Search the data for the word "Lemon" and copy every line that contains it.

_ _ _ _

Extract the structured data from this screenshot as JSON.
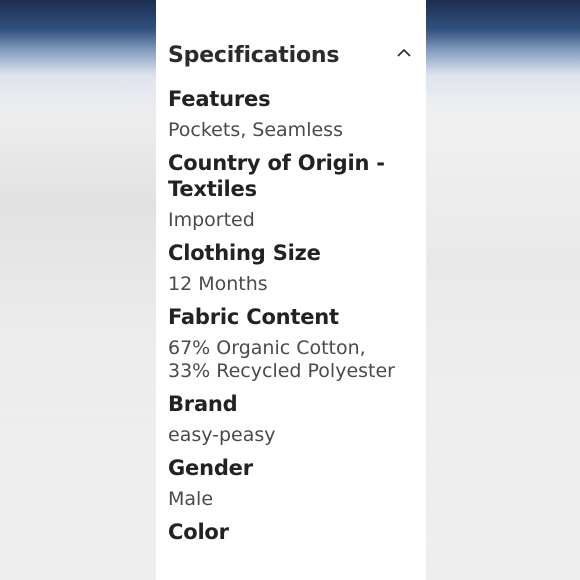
{
  "section": {
    "title": "Specifications"
  },
  "specs": [
    {
      "label": "Features",
      "value": "Pockets, Seamless"
    },
    {
      "label": "Country of Origin - Textiles",
      "value": "Imported"
    },
    {
      "label": "Clothing Size",
      "value": "12 Months"
    },
    {
      "label": "Fabric Content",
      "value": "67% Organic Cotton, 33% Recycled Polyester"
    },
    {
      "label": "Brand",
      "value": "easy-peasy"
    },
    {
      "label": "Gender",
      "value": "Male"
    },
    {
      "label": "Color",
      "value": ""
    }
  ],
  "icons": {
    "collapse": "chevron-up-icon",
    "top": "chevron-down-icon"
  }
}
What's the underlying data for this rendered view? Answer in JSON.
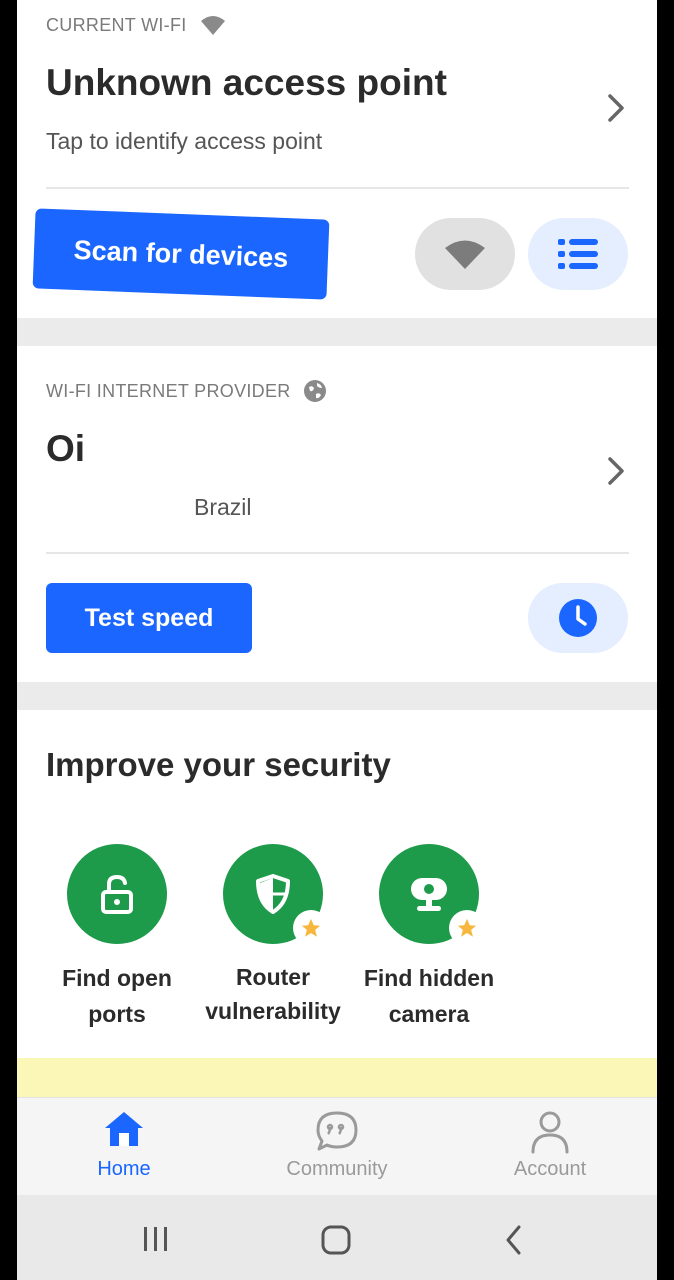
{
  "current_wifi": {
    "caption": "CURRENT WI-FI",
    "caption_icon": "wifi-icon",
    "title": "Unknown access point",
    "subtitle": "Tap to identify access point",
    "scan_button": "Scan for devices",
    "wifi_button_icon": "wifi-icon",
    "list_button_icon": "list-icon"
  },
  "provider": {
    "caption": "WI-FI INTERNET PROVIDER",
    "caption_icon": "globe-icon",
    "name": "Oi",
    "country": "Brazil",
    "speed_button": "Test speed",
    "history_icon": "clock-icon"
  },
  "security": {
    "heading": "Improve your security",
    "features": [
      {
        "line1": "Find open",
        "line2": "ports",
        "icon": "open-lock-icon",
        "premium": false
      },
      {
        "line1": "Router",
        "line2": "vulnerability",
        "icon": "shield-icon",
        "premium": true
      },
      {
        "line1": "Find hidden",
        "line2": "camera",
        "icon": "camera-icon",
        "premium": true
      }
    ]
  },
  "bottom_nav": {
    "items": [
      {
        "label": "Home",
        "icon": "home-icon",
        "active": true
      },
      {
        "label": "Community",
        "icon": "chat-icon",
        "active": false
      },
      {
        "label": "Account",
        "icon": "person-icon",
        "active": false
      }
    ]
  },
  "colors": {
    "primary": "#1a66ff",
    "feature_green": "#1e9a4b",
    "star": "#f6b73c",
    "banner": "#fbf7b6"
  }
}
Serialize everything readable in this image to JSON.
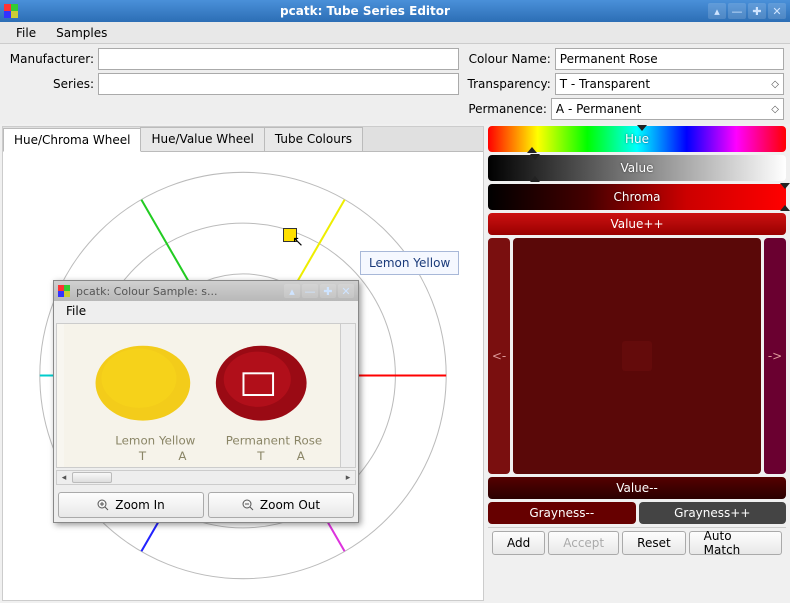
{
  "window": {
    "title": "pcatk: Tube Series Editor"
  },
  "menubar": {
    "file": "File",
    "samples": "Samples"
  },
  "form": {
    "manufacturer_label": "Manufacturer:",
    "manufacturer_value": "",
    "series_label": "Series:",
    "series_value": "",
    "colour_name_label": "Colour Name:",
    "colour_name_value": "Permanent Rose",
    "transparency_label": "Transparency:",
    "transparency_value": "T     - Transparent",
    "permanence_label": "Permanence:",
    "permanence_value": "A     - Permanent"
  },
  "tabs": {
    "hue_chroma": "Hue/Chroma Wheel",
    "hue_value": "Hue/Value Wheel",
    "tube_colours": "Tube Colours"
  },
  "tooltip": {
    "label": "Lemon Yellow"
  },
  "sample_window": {
    "title": "pcatk: Colour Sample: s...",
    "file": "File",
    "zoom_in": "Zoom In",
    "zoom_out": "Zoom Out",
    "swatch1_caption": "Lemon Yellow",
    "swatch2_caption": "Permanent Rose"
  },
  "sliders": {
    "hue": "Hue",
    "value": "Value",
    "chroma": "Chroma"
  },
  "adjust": {
    "value_pp": "Value++",
    "value_mm": "Value--",
    "left": "<-",
    "right": "->",
    "gray_mm": "Grayness--",
    "gray_pp": "Grayness++"
  },
  "footer": {
    "add": "Add",
    "accept": "Accept",
    "reset": "Reset",
    "auto_match": "Auto Match"
  }
}
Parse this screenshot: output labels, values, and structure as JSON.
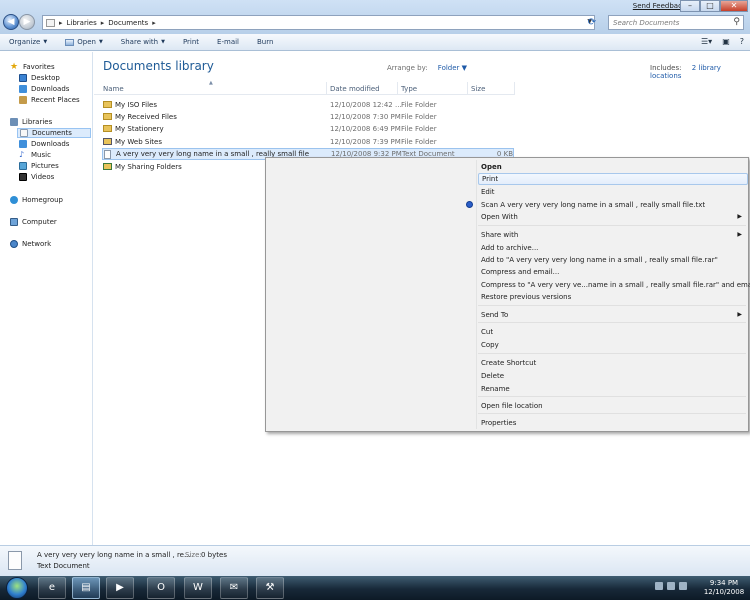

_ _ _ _

§ **ANSWER TO THE PROBLEM**
    "label": "Lemon Yellow"
    "swatch1_caption": "Lemon Yellow",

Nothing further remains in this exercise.